When you’re prescribed medications, it’s important to take them for as long as your physician recommends and in the correct dosage. People commonly make the mistake of stopping treatment early, especially with antibiotics, because they start to feel better before they’ve taken all of the medication. Stopping a medication treatment early can lessen its effects and allow your condition to worsen. For this reason, you should always have a discussion with your physician before you stop taking a medication you have been prescribed.
However, there are legitimate reasons that you would not take all of your medications. If you begin to experience adverse side effects, have an allergic reaction, or your pain eases to a state where you can begin taking a less powerful pain killer, your doctor will most likely recommend that you stop taking the medication you’re prescribed. Rather than sticking this leftover medication in your medicine cabinet, where they can expire or be used for unauthorized purposes, it’s best to dispose of them—but there’s a proper way to do so.
Medications that are thrown out improperly may result in accidental exposure or intentional misuse. There are several easy ways to dispose of your medications to ensure that they don’t fall into the wrong hands.
The United States Drug Enforcement Administration (DEA) organizes two National Prescription Drug Take Back Days each year so that anyone can turn in unused medications safely and anonymously. The next Take Back Day is scheduled for Saturday, April 28, 2018, from 10 a.m. to 2 p.m.
According to the 2016 National Survey on Drug Use and Health, 6.2 million Americans abused prescription psychotherapeutic drugs (medications used to affect emotions and behavior) and 3.3 million people abused prescription pain relievers. The survey also showed that a majority of the respondents obtained the prescription medications from a friend or relative.
Unused or expired prescription medications that are obtained from sources other than a pharmacist or physician have become a public safety issue. Misuse of medications can lead to accidental poisoning and overdose. Proper disposal can help save lives and even protect the environment.
The DEA’s National Prescription Drug Take Back Day aims to cut down on prescription drug abuse by allowing anyone, even if the medications are not in their name, to turn in prescription medications so that they can be disposed of safely. On the 14th National Take Back Day in October 2017, 912,305 pounds (456 tons) of prescription medications were turned in for disposal at 5,321 collection sites across the country.
Finding Drug Take Back Locations in Your Area
The DEA has organized collection sites in communities around the country. To find a collection site near you, simply enter your zip code, county, city, and state into the Take Back Day Collection Site Locator. You can search for sites within a 10-, 25-, 50-, or 100-mile radius from your home.
Many communities also sponsor their own take back programs. Check with your local law enforcement to see if they are participating. You can also check the DEA’s database of approved Controlled Substance Public Disposal Locations to find a site near you that is licensed to dispose of unused medications year-round.
Some pharmacies also have mail-back programs or disposals kiosks for unused prescriptions. Ask your pharmacist if they provide any sort of medication disposal program.
Proper Medication Disposal
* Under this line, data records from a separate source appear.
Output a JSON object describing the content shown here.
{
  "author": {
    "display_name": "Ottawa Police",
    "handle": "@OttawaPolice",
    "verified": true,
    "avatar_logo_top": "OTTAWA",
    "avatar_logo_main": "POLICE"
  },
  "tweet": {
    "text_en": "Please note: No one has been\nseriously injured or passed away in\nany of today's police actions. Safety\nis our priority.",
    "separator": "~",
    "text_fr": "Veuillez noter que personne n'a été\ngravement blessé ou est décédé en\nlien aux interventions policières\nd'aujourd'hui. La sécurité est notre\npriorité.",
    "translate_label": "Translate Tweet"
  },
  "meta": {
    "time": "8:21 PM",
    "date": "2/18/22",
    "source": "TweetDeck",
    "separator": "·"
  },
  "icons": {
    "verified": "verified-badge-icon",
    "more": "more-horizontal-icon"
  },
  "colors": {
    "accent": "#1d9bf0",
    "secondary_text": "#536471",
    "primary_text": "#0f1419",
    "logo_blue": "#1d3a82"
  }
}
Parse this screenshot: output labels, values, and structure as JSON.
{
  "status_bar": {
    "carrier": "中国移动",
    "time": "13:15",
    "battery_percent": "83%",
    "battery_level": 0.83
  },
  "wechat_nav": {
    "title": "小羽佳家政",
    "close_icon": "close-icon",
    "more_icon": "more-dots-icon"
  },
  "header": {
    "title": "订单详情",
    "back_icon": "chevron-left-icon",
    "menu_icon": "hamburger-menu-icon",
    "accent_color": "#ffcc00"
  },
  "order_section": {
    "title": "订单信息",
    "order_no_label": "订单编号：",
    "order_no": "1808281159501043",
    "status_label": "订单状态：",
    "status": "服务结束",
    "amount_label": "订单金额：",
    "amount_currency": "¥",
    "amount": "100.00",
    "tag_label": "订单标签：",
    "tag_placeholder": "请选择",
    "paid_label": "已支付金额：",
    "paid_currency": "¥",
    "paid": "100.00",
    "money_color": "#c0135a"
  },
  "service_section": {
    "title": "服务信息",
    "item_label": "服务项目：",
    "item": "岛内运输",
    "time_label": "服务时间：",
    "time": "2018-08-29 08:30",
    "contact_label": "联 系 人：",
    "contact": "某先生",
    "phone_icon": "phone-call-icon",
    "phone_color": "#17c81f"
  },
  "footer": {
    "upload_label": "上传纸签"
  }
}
If you’re unable to participate in National Prescription Drug Take Back Day or make it to an approved disposal site, don’t worry. There are several things you can do to dispose of medications safely at home. The U.S. Food and Drug Administration recommends that consumers and caregivers remove expired, unwanted, or unused medications from their home as soon possible to reduce the chance that others may accidentally take or intentionally misuse the unneeded medicine.
Below are a few tips to help you dispose of your prescriptions in a way that is safe for the environment and prevents misuse.
Read Labels – Some prescription medications provide specific instructions for disposal on the label. Check the label on your prescription bottles for instructions first before resorting to other methods of disposal.
Household Trash – Most medications can be placed in your trash can at home after taking a few quick precautions.
Flushing – Some medications may be more harmful than others when even just one dose is taken by someone or consumed by a pet who has not been prescribed that medication. To prevent accidental exposure or ingestion, it is recommended that these medications be disposed of through a take back program or a DEA-authorized collector. If these options are not available, the prescription drug labeling may recommend flushing the medication down the toilet or sink. DO NOT flush medications unless the prescription label specifically instructs you to do so.
Some communities have banned this practice out of concerns for the environment. Check your community’s laws and regulations before flushing medications.
Saving Money on Prescriptions
Prescriptions can be expensive. With the Community Cares Rx Prescription Discount card, you can save up to 70 percent on generics and up to 20 percent on brand-name medications. All you have to do is download your card today and find a Community Cares Rx partner location near you to start saving.